# TASK DETAILS:
Whenever a line in the data contains "type", show that line.

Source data
BEGIN
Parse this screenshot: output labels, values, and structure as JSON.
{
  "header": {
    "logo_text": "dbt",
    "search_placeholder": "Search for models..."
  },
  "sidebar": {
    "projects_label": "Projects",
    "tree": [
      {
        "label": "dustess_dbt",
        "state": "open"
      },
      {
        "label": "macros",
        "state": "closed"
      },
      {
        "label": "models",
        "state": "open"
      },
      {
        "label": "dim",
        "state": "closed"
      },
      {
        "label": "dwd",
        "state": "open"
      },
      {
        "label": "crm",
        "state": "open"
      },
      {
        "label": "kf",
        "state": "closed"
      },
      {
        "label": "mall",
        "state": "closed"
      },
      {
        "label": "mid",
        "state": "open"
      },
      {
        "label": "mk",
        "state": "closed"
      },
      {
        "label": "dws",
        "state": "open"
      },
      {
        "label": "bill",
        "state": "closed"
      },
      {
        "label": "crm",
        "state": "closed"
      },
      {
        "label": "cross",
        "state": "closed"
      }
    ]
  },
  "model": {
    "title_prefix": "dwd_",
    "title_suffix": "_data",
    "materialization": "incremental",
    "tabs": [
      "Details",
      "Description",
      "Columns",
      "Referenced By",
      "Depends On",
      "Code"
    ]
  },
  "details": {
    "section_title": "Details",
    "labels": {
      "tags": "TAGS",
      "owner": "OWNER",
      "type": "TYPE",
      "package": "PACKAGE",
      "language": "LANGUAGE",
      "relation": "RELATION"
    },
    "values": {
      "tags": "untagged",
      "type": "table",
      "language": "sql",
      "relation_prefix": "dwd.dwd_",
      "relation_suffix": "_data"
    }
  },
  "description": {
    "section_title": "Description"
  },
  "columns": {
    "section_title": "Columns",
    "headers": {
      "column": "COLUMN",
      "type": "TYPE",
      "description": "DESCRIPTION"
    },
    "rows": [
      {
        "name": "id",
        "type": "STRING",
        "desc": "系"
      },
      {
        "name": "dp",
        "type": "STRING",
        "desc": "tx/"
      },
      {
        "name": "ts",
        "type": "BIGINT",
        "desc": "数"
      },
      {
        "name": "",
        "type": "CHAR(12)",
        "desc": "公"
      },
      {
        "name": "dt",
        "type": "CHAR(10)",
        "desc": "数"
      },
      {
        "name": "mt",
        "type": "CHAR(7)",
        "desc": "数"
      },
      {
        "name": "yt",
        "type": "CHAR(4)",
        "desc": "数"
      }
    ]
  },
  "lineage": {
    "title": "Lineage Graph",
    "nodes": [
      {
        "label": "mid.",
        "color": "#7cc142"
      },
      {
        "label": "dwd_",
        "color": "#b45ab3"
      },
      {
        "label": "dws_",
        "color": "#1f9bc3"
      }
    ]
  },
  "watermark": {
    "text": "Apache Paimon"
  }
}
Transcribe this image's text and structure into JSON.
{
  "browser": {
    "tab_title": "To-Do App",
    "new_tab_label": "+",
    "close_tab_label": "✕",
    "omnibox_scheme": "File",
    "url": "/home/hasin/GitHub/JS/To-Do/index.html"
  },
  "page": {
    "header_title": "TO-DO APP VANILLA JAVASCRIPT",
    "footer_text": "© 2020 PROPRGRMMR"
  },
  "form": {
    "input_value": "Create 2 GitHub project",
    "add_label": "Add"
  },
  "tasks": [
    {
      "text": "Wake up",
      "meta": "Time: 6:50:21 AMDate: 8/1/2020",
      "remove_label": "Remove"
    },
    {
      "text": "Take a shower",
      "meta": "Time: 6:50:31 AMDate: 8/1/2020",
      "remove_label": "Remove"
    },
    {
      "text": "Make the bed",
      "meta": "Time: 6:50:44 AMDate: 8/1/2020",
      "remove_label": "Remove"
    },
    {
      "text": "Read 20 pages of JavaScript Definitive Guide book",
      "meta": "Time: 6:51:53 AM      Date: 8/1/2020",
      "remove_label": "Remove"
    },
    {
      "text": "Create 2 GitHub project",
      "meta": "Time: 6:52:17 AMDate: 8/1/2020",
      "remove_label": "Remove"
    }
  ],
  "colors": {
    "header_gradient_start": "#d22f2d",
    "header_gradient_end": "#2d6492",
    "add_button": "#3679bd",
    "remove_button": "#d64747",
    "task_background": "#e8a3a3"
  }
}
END
# SOLUTION TO THE PROBLEM:
      "type": "TYPE",
      "type": "table",
      "type": "TYPE",
        "type": "STRING",
        "type": "STRING",
        "type": "BIGINT",
        "type": "CHAR(12)",
        "type": "CHAR(10)",
        "type": "CHAR(7)",
        "type": "CHAR(4)",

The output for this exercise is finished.